About this task
Report all lines below with the word "Roles".
** Opening Exercise materials block **
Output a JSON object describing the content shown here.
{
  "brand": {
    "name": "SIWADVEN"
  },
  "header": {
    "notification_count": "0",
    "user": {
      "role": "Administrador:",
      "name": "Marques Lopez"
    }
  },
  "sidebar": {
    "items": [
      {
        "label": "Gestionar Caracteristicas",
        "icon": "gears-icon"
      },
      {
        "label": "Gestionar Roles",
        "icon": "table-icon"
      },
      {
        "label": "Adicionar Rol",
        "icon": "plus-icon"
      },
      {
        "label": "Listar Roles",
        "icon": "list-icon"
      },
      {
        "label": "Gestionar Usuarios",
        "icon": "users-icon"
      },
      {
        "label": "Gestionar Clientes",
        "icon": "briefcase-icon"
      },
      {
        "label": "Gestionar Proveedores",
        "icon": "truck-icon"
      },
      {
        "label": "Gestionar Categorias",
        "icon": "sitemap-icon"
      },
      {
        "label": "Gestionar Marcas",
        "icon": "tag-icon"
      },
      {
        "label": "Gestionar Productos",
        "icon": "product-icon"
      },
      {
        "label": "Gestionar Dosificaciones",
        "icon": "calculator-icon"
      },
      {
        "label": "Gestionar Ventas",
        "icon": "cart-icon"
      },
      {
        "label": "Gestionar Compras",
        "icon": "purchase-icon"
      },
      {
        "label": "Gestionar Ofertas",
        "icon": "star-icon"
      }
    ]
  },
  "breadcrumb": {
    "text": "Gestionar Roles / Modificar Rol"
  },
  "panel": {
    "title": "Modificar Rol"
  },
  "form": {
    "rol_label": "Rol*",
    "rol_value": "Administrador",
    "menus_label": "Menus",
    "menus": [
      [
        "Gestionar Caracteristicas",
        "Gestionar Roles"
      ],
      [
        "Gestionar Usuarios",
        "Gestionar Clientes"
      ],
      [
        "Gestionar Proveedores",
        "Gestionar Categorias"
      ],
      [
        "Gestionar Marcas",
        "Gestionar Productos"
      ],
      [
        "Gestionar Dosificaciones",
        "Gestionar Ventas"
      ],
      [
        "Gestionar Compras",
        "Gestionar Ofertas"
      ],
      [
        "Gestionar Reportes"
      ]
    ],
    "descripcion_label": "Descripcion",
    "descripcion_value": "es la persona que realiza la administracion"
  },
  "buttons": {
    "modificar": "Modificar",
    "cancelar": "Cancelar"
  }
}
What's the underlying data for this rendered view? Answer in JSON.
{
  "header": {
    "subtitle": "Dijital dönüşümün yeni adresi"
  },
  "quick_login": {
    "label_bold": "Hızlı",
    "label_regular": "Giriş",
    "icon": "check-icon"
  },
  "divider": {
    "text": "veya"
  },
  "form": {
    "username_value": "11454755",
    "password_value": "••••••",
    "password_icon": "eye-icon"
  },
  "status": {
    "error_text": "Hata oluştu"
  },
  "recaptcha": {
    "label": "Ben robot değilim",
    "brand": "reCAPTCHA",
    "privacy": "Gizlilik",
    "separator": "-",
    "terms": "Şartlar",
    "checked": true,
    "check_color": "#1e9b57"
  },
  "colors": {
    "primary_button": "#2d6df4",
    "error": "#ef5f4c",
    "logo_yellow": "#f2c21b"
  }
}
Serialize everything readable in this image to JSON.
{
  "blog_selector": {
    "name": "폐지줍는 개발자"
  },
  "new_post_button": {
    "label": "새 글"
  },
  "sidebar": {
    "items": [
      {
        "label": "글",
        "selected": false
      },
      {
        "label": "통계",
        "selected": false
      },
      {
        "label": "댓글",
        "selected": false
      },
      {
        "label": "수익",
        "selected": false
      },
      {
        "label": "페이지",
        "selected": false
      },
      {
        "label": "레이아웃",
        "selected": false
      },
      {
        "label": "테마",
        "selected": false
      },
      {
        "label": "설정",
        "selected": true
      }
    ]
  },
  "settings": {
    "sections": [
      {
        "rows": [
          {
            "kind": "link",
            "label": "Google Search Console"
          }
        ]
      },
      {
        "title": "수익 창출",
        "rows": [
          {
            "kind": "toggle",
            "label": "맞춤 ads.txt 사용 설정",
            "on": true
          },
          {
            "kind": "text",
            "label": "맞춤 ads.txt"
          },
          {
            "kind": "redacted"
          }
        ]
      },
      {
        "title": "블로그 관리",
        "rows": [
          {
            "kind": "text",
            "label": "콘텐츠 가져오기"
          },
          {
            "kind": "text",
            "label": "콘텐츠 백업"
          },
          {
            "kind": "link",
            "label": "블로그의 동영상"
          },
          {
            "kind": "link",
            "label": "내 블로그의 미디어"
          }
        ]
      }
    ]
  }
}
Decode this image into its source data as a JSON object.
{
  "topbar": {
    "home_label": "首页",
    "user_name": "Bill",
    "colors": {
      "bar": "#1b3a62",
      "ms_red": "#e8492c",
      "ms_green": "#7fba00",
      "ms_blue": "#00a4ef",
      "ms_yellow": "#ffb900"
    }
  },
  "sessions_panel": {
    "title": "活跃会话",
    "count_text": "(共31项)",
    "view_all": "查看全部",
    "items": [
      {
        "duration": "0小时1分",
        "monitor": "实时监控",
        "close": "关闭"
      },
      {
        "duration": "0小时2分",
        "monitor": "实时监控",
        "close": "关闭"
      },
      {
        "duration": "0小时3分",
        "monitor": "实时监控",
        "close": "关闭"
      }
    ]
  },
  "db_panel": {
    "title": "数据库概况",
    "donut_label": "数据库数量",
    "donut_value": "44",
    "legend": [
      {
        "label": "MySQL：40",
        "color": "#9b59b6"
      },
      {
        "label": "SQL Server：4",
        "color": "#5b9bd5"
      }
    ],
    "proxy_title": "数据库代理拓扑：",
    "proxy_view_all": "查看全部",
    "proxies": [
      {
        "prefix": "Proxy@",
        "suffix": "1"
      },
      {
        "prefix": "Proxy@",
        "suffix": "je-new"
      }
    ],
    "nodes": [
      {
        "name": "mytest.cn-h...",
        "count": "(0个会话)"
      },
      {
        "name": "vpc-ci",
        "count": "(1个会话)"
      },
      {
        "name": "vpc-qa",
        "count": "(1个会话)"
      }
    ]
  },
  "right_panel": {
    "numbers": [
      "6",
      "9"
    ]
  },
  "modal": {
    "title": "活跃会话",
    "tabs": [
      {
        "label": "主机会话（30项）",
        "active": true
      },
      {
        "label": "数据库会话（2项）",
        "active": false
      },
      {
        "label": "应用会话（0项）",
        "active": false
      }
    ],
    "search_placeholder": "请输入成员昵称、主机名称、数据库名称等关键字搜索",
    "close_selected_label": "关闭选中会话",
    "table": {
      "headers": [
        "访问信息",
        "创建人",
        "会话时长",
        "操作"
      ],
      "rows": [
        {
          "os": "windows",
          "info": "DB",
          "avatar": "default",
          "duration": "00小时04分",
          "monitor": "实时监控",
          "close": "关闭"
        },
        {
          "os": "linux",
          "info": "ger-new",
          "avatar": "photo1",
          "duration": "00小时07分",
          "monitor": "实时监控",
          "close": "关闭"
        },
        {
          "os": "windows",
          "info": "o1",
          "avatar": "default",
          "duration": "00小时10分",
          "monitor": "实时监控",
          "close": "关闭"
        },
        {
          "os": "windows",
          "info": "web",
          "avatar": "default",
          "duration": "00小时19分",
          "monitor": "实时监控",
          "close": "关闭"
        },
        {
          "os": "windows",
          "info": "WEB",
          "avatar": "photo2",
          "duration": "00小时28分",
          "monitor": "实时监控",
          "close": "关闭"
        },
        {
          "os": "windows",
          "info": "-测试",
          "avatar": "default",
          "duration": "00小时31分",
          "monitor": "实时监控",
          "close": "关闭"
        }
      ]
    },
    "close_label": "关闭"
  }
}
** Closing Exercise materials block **
Response below
        "label": "Gestionar Roles",
        "label": "Listar Roles",
    "text": "Gestionar Roles / Modificar Rol"
        "Gestionar Roles"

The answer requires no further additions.